Some people with epilepsy turn to natural treatments and alternative therapies to help relieve their symptoms. From herbs and vitamins to biofeedback and acupuncture, there are a number to choose from.
Although some natural treatments are backed by a modest amount of research, many aren’t. There’s far less evidence supporting natural treatments for epilepsy than conventional medicine.
If you’re interested in adding something new to your epilepsy treatment regimen, speak with your doctor. They can help you assess the potential benefits and risks, as well as advise on next steps. You may find that some natural treatments can complement your current treatment plan.
1. Herbal treatments
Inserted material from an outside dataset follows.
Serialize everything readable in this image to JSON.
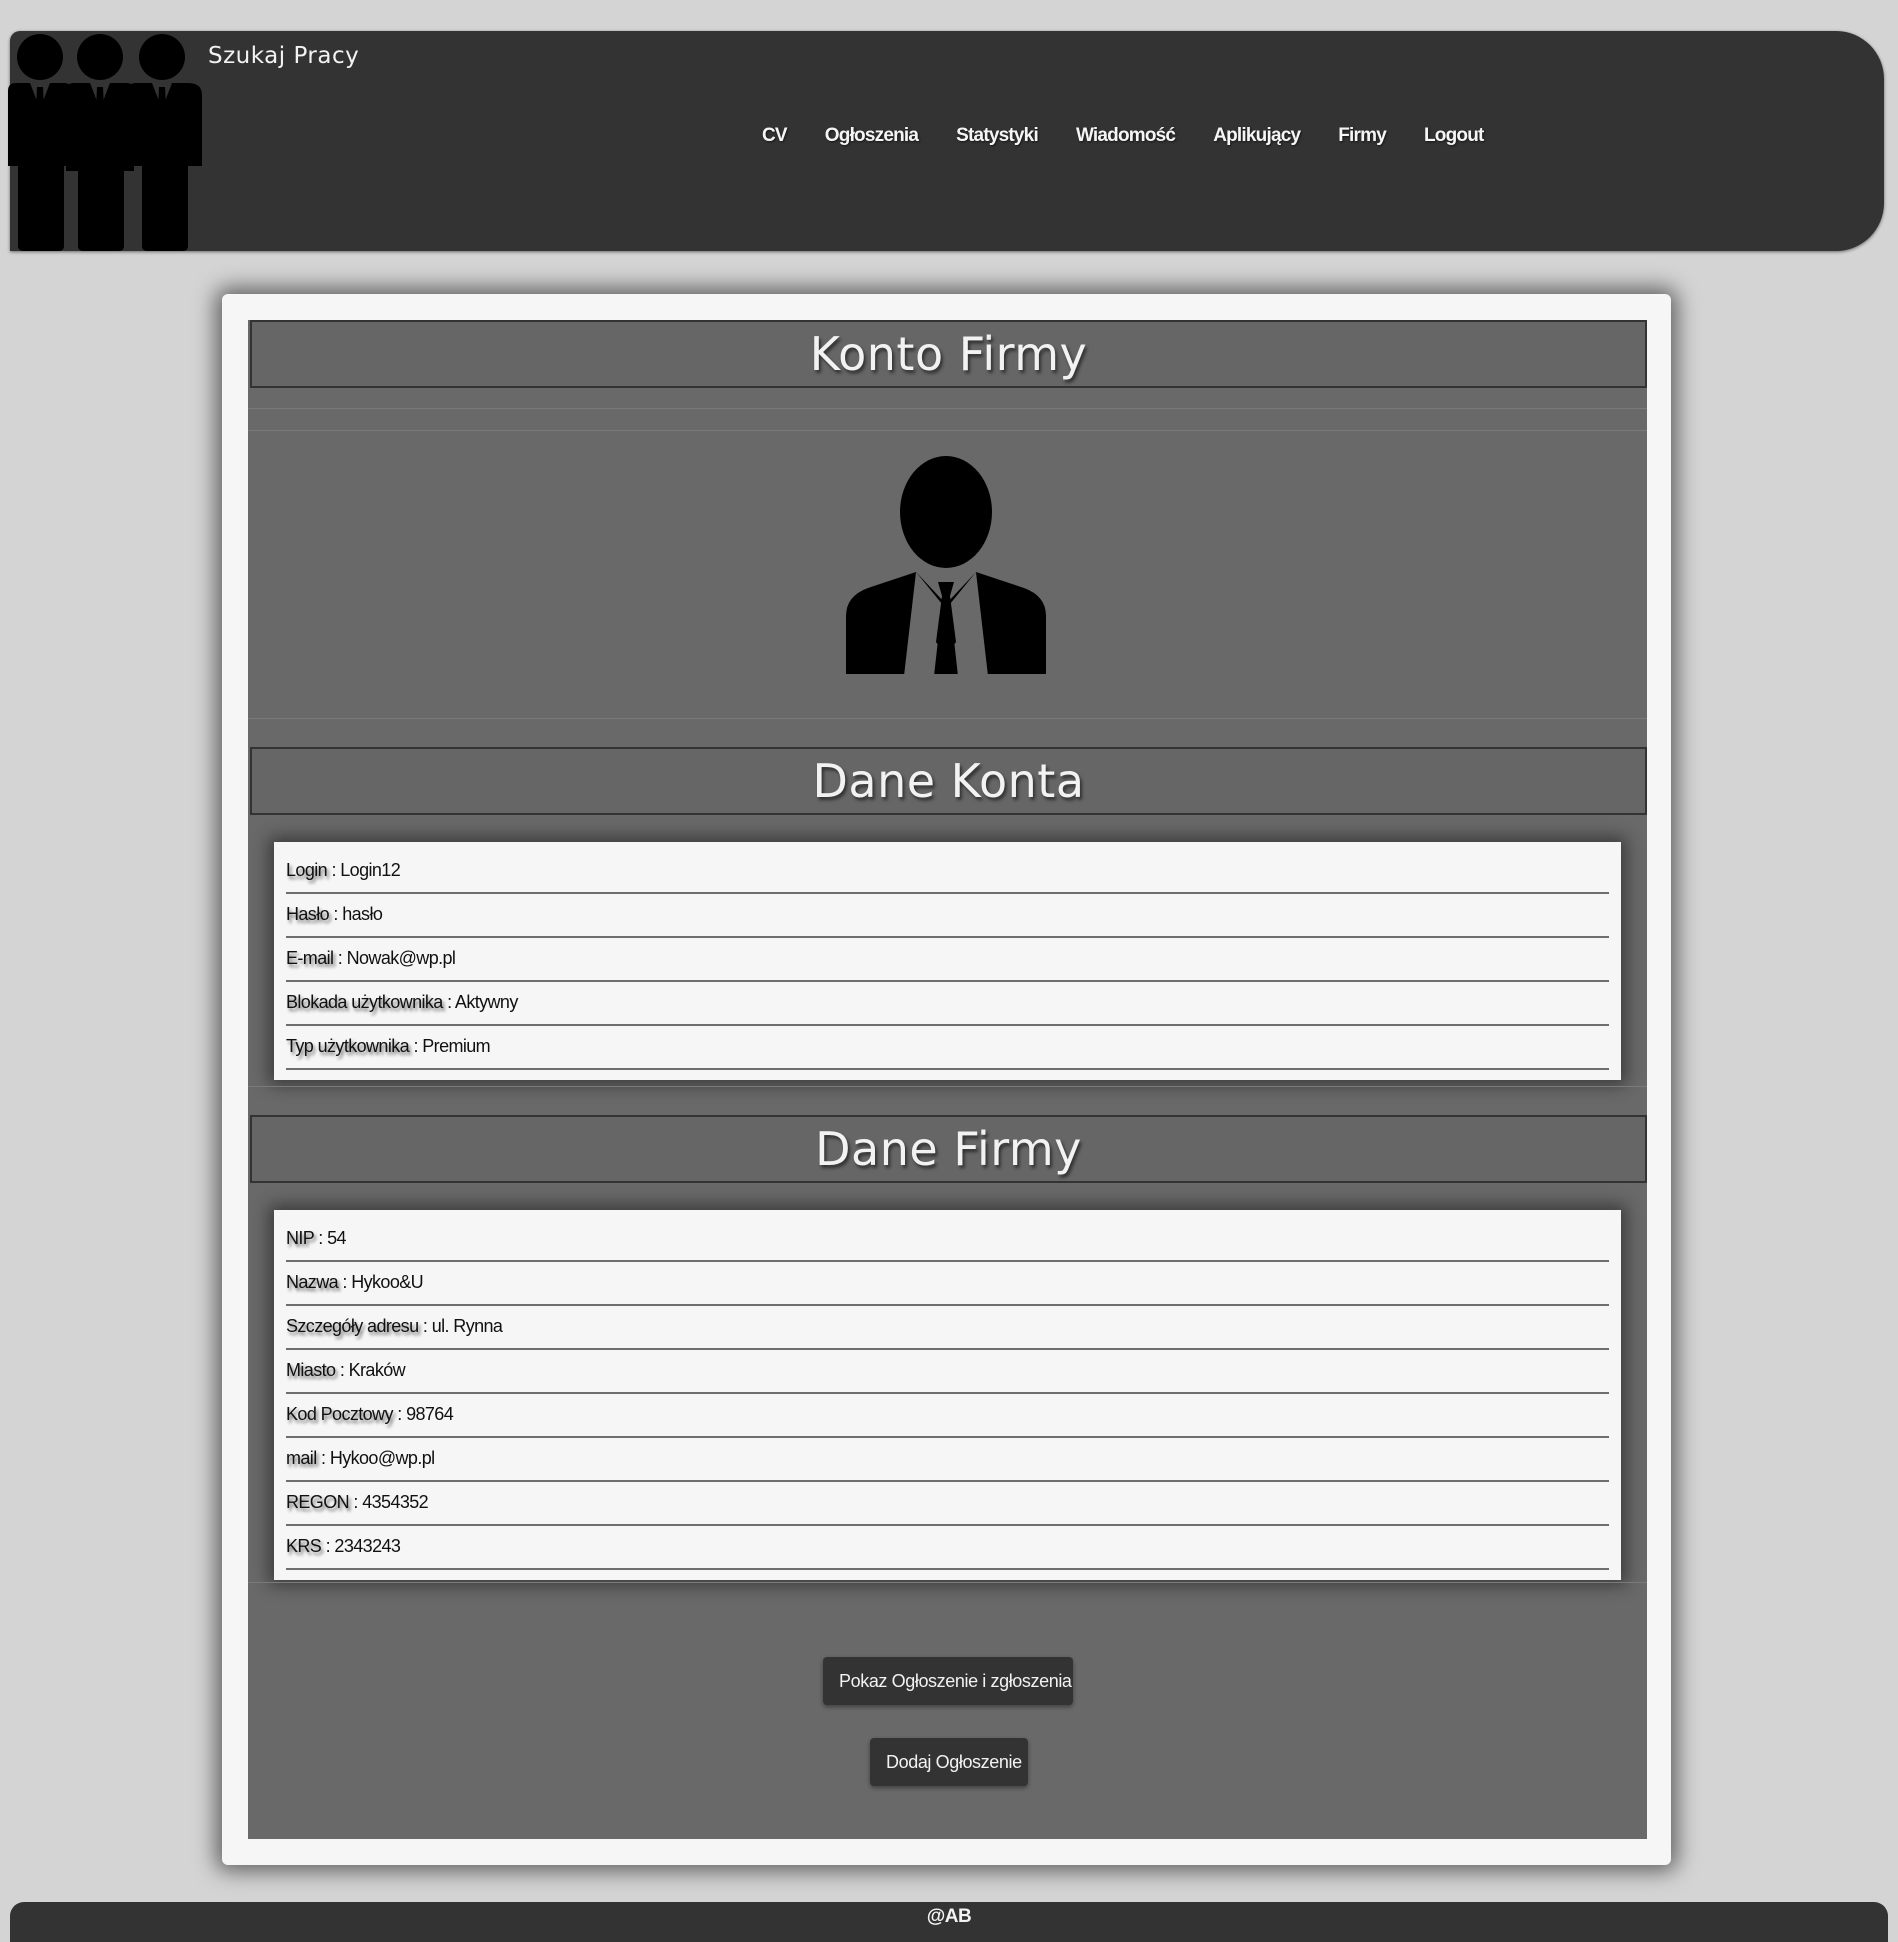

With an increasing market and public interest, herbal treatments have soared in popularity. There seems to be an herb for every ailment.
Some of the most commonly used herbs for epilepsy are:
Lily of the valley
Tree of heaven
Certain vitamins may help reduce the number of seizures caused by epilepsy. Keep in mind that vitamins alone don’t work. They may help some medications work more effectively or reduce your necessary dosage. Follow your doctor’s instructions before taking vitamin supplements to prevent a possible overdose.
Vitamin b-6 is used to treat a rare form of epilepsy known as pyridoxine-dependent seizures. This type of epilepsy usually develops in the womb or soon after birth. It’s caused by your body’s inability to metabolize vitamin b-6 properly.
Although the evidence is promising, more research is need to determine whether vitamin b-6 supplementation benefits people with other types of epilepsy.
Severe magnesium deficiency may increase seizure risk. Older researchsuggests magnesium supplementation may reduce seizures. A 2012 hypothesis published in epilepsy research supports this theory. Researchers indicate that randomized, controlled trials are needed to better understand magnesium’s potential effects on epilepsy.
Some people with epilepsy may also have a vitamin e deficiency. A 2016 study found that vitamin e increases antioxidant abilities. This research also suggested it helps decrease seizures in people with epilepsy whose symptoms aren’t controlled by conventional drugs. The study concluded vitamin e may be safe to take with traditional medicines for epilepsy. More research is needed, however.
Medication used to treat epilepsy may also cause biotin or vitamin d deficiency, and worsen your symptoms. In these cases, your doctor may recommend vitamins to help manage your condition.
Infants with seizures caused by cerebral folate deficiency may benefit from folinic acid supplementation. Folic acid supplementation in people with epilepsy and folate deficiency from other factors may cause more harm than good. Take it only under your doctor’s supervision.
3. Dietary changes
Certain dietary changes may also help decrease seizures. The best-know diet is the ketogenic diet, which focuses on eating a higher ratio of fats. It’s considered a low-carb, low-protein diet. This sort of eating pattern is thought to help decrease seizures, although doctors don’t know exactly why.
Children with epilepsy are often put on the ketogenic diet. Many people find the restrictions challenging. Still, this type of diet might complement other treatment measures to help reduce seizures.
4. Self-control and biofeedback
Some people with epilepsy try to control their brain activity to reduce the rate of seizures. The theory is that if you can detect symptoms of an impending seizure, you may be able to stop it.
Many people with epilepsy experience aura symptoms about 20 minutes before a seizure occurs. You may notice unusual smells, see strange lights, or have blurry vision.
You may feel symptoms for several days leading up to the event. These symptoms include:
Self-control methods are used to prevent or decrease the intensity of the seizure once it arrives. There are several techniques, all of which require good concentration and focus. Examples are:
Immersing in a task
Sniffing a strong odor
Literally telling the seizure “no”
The problem with these methods is that there isn’t a single technique to stop a seizure. And there isn’t a guarantee that any of them will work every time.
Another approach involves biofeedback. Like self-control measures, the purpose of the process is to take control of your brain activity. Biofeedback utilizes electrical sensors to alter brain waves. At least one study found that biofeedback significantly reduced seizures in people with epilepsy who couldn’t control their symptoms with conventional drugs.
Physical therapists commonly use biofeedback. If you’re interested in this procedure, seek a professional with credentials.
It may be difficult to manage your condition with self-control and biofeedback alone. Both procedures require time, persistence, and consistency to master. If you decide to go this route, be patient. Don’t reduce or stop taking any prescribed medications without your doctor’s approval.